At one point within those five days she asked me if I wanted to know how she got a recent leg injury.  I said sure.  She stared at me blankly for the next 20 seconds before finally coming back to reality.  When she finally got around to telling her story it went like this: "I was walking up the stairs to my apartment and somebody threw a rock at my leg.  I think it was a police man.  But when I turned around nobody was there."  Now, I wanted to debate the plausibility of this story as much as I want to debate the plausibility of one of my family's ghost stories, but I bit my tongue and decided to go along with it.  The last day I decide to clean one of the bathtubs we are displaying.  Sandy takes the opportunity to complement me on my cleaning skills, which I kind of appreciated, sort of.  What she said next, I didn't appreciate.  "You must get your cleaning skills from your mom.  I'm sure she's great at cleaning bathrooms."  Whoa!  That is not something you want to say to a Latino, especially one that comes from such a proud family.  We appreciate hard labor and our family comes from humble beginnings, but my mom is a teacher and a health educator.  Assuming she's a housekeeper is a no-no.  But before I unleashed hell on Sandy, I sat back and took a breath.  She's old, ignorant and obviously confused, I told myself.  What's the point of getting mad at her.  She doesn't understand what she's saying.  For Christ sake, she thinks a police officer threw a rock and her leg and then disappeared.  I let it go.
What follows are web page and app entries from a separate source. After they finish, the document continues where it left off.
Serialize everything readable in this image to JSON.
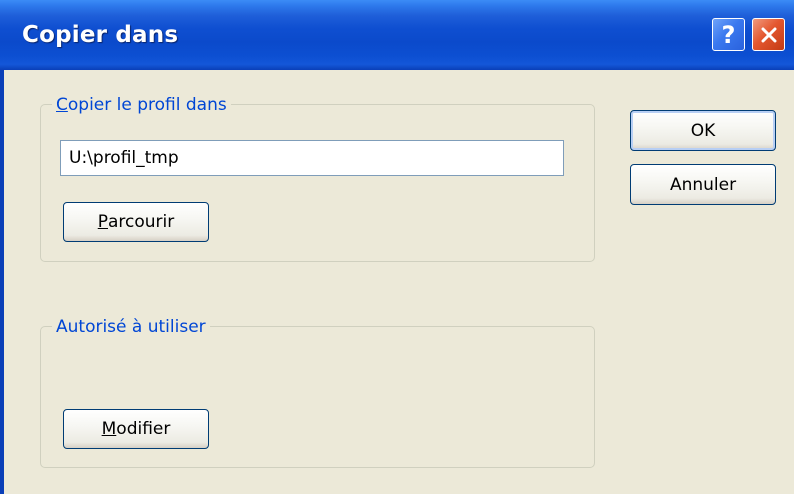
{
  "window": {
    "title": "Copier dans"
  },
  "titlebar": {
    "help_glyph": "?",
    "help_icon": "question-mark-icon",
    "close_icon": "close-x-icon",
    "colors": {
      "titlebar": "#0b4acb",
      "close": "#e4572f"
    }
  },
  "group_copy": {
    "legend_accel": "C",
    "legend_rest": "opier le profil dans",
    "path_value": "U:\\profil_tmp",
    "browse_accel": "P",
    "browse_rest": "arcourir"
  },
  "group_allowed": {
    "legend": "Autorisé à utiliser",
    "modify_accel": "M",
    "modify_rest": "odifier"
  },
  "actions": {
    "ok_label": "OK",
    "cancel_label": "Annuler"
  }
}
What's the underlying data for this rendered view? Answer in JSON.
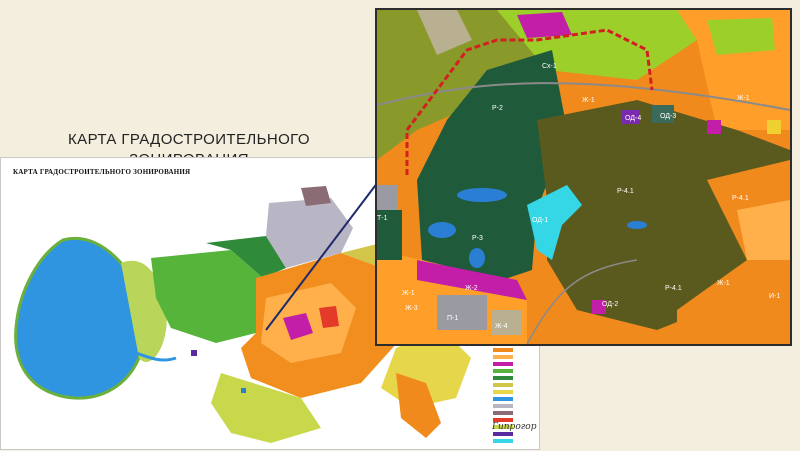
{
  "slide": {
    "title": "КАРТА ГРАДОСТРОИТЕЛЬНОГО ЗОНИРОВАНИЯ"
  },
  "map": {
    "heading": "КАРТА ГРАДОСТРОИТЕЛЬНОГО ЗОНИРОВАНИЯ",
    "signature": "Гипрогор",
    "legend_items": 18
  },
  "inset": {
    "zone_labels": [
      "Р-2",
      "Р-3",
      "Р-4.1",
      "Р-4.1",
      "Р-4.1",
      "Ж-1",
      "Ж-1",
      "Ж-1",
      "Ж-1",
      "Ж-2",
      "Ж-3",
      "ОД-1",
      "ОД-2",
      "ОД-3",
      "ОД-4",
      "П-1",
      "Сх-1",
      "Т-1",
      "Ж-4",
      "И-1"
    ],
    "colors": {
      "residential_orange": "#f08a1c",
      "residential_bright": "#ff9f2a",
      "forest_dark_green": "#1f5a3b",
      "olive_recreation": "#5a5a1f",
      "water_blue": "#2a7fd4",
      "public_magenta": "#c21ea8",
      "cyan_zone": "#35d6e6",
      "yellow_green": "#9ccf2a",
      "grey_industrial": "#9a9aa2",
      "red_boundary": "#d42020"
    }
  }
}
An hour later I got a text from my boss, Jen that she was coming over to visit us.  At this time I am very mad at Jen for putting me with Sandy for five fucking days!  I tell myself I'm going to give Jen a piece of my mind when she comes by.  When I finally see her approach the booth Sandy is looking at some Tupperware in another section.  Perfect time to vent to Jen.  But when Jen approached the first thing she did was hug me.  Confused, I embraced her back.  She thanked me.  "I'm so sorry for putting you with her for five days.  But you are the only person I know who is patient enough to deal with her.  Thank you.  I know how tough it must have been, but I knew you could handle it better than anyone.  Don't worry, you don't have to work with her again."  Jen just called me patient.  Someone called me patient!  When Jen wrote me a letter of recommendation highlighting my patience I finally realized Sandy's significance in this chapter in my life.  I achieved my goal and my life is better because of that.  I guess what I'm trying to say is that you never know how important certain people are in your life until much later.  And although I like to laugh at the memories of working with Sandy, I do appreciate the impact she had on my life.  This is the 3 year and 1 month anniversary of the first time I wrote a blog post, but it's also the two year anniversary from the last time I worked with Sandy.  Stay Guapo out there!